State searching for owners of 11 forgotten Purple Hearts, including one found in Round Lake
A Purple Heart medal found sitting in a safe-deposit box in Round Lake is one of 11 the Illinois State Treasurer's Office wants to return to their rightful owners.
The oldest active military award in the U.S., a Purple Heart is bestowed to service members wounded in action. But instead of being kept by the recipients or their families, these 11 have been sitting untouched for years in banks and now are considered unclaimed property.
"These medals personify honor, sacrifice and duty," Treasurer Michael Frerichs said Tuesday in launching Operation Purple Heart, his office's effort to reunite the medals with their owners. "They belong in the loving care of families rather than hidden inside our cold basement vault."
Since 2015, the office through internal efforts has returned seven Purple Hearts to their owners or heirs. Now, Frerichs is bringing the public into the process.
"We've decided we're going to ask for a little help," said spokesman Greg Rivara. "We're really looking for the spark of a memory to start the conversation."
Only the names and last known cities connected to the family that rented the safe deposit boxes -- the earliest dating to 1992 -- were released. The names Steward or VanHasselaere are associated with a bank in Round Lake for a box received by the treasurer's office Oct. 31, 2018.
Other are linked to Portland, Oregon; Chicago, Homewood; Peoria; Oak Park; Darien; Decatur; Channahon; and, O'Fallon. Visit illinoistreasurer.gov for details.
The hope is that memories or clues will surface during Veterans Day celebrations and tributes so the medals can be returned. Inquiries will be vetted when an electronic claim is made.
Typically, a bank account, investment product or contents of a safe-deposit box is submitted to the treasurer's office if there is no activity for three years. By law, the treasurer must try to return unclaimed property no matter how long it takes. There is $3.5 billion in the state's unclaimed property program, also known as I-cash.
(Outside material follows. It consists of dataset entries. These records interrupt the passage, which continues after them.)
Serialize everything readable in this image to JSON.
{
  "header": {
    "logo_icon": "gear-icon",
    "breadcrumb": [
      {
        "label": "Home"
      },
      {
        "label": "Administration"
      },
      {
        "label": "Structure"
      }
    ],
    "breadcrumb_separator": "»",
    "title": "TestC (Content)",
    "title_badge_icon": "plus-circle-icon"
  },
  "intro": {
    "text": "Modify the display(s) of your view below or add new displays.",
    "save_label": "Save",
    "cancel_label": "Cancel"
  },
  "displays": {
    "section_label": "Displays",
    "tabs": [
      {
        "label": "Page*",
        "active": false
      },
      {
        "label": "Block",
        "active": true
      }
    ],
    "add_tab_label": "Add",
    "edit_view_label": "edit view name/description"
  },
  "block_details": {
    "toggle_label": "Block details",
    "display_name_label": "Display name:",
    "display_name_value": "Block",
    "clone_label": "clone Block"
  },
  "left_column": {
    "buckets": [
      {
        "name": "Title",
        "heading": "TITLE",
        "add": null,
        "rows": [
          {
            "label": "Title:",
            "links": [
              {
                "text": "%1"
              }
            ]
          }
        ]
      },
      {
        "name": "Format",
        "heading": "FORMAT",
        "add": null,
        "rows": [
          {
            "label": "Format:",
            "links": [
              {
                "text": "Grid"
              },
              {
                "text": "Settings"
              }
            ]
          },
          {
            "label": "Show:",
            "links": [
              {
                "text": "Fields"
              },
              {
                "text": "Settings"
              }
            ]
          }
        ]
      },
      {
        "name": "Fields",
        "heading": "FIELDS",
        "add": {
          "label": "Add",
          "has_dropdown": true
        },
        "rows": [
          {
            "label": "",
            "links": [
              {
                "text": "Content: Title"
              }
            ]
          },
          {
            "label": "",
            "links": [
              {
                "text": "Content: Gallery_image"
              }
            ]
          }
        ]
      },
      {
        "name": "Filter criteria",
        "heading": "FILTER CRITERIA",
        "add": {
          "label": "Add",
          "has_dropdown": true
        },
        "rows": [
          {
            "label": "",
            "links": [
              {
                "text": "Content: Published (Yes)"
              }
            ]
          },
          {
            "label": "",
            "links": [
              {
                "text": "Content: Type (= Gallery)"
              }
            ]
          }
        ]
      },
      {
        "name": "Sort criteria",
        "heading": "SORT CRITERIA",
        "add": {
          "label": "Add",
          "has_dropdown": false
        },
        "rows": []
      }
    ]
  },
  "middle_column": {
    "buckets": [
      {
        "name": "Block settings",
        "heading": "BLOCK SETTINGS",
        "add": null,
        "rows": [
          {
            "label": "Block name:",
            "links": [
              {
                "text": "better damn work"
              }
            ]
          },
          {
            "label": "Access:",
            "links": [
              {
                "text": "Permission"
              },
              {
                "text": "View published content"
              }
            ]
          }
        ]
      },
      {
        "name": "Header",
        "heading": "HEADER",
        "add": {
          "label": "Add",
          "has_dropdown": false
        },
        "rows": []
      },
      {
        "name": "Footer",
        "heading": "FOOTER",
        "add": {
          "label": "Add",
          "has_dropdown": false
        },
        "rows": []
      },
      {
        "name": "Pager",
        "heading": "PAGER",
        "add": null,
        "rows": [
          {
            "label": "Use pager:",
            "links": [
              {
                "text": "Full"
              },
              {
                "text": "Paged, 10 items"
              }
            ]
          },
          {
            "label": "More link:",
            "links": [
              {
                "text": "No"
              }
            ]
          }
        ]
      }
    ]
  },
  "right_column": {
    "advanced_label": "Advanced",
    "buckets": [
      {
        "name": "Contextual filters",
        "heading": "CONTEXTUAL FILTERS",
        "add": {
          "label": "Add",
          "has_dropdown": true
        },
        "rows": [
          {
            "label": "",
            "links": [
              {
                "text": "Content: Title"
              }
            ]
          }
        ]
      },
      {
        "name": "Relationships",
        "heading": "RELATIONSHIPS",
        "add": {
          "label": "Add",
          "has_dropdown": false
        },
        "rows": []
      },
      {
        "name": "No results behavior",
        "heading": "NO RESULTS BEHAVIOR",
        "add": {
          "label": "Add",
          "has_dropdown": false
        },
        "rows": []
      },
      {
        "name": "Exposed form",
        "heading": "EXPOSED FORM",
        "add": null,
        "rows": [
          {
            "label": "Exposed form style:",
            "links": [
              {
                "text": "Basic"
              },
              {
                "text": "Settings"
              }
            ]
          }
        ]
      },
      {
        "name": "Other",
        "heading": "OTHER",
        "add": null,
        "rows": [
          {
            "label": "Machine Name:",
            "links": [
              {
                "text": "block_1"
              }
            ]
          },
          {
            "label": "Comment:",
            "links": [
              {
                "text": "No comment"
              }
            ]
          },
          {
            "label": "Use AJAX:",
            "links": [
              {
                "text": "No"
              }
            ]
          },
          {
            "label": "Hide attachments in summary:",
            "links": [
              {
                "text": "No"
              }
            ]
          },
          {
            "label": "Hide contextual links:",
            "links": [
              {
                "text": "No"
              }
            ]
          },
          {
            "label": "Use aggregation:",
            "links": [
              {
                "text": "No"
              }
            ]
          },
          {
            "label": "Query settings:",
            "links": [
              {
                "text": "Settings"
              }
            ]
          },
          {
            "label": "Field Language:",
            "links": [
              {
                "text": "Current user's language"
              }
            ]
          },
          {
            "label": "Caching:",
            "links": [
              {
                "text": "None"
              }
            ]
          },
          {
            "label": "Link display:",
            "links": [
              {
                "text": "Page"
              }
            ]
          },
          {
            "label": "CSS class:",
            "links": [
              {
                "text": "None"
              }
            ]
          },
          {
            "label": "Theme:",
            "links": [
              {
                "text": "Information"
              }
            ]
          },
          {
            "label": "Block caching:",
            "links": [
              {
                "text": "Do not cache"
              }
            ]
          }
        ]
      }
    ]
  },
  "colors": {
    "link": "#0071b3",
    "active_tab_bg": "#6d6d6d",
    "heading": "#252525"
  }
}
Military medals are among the most difficult items to return, according to Frerichs, because the name under which they were submitted as unclaimed property might not correspond to the name of the honoree, or the person who received the medal is not related to the person who submitted it.
Neither the armed forces or federal government maintains a comprehensive list of awardees, he added.
How can a military medal be forgotten?
Andrew Tangen, superintendent of the Veterans Assistance Commission of Lake County, said the veteran likely placed their medals in a safety deposit box and either died without family or without family knowing the box existed.
"It actually happens all the time where people neglect to tell their family of all the places property may be," he said.
A bank may have gone defunct without the family knowing or the veteran moved, forgot about it and was placed in a long-term care facility or incarcerated when the bank closed, he added.
Rivera encouraged people to check the unclaimed property list, www.illinoistreasurer.gov/icash, twice a year.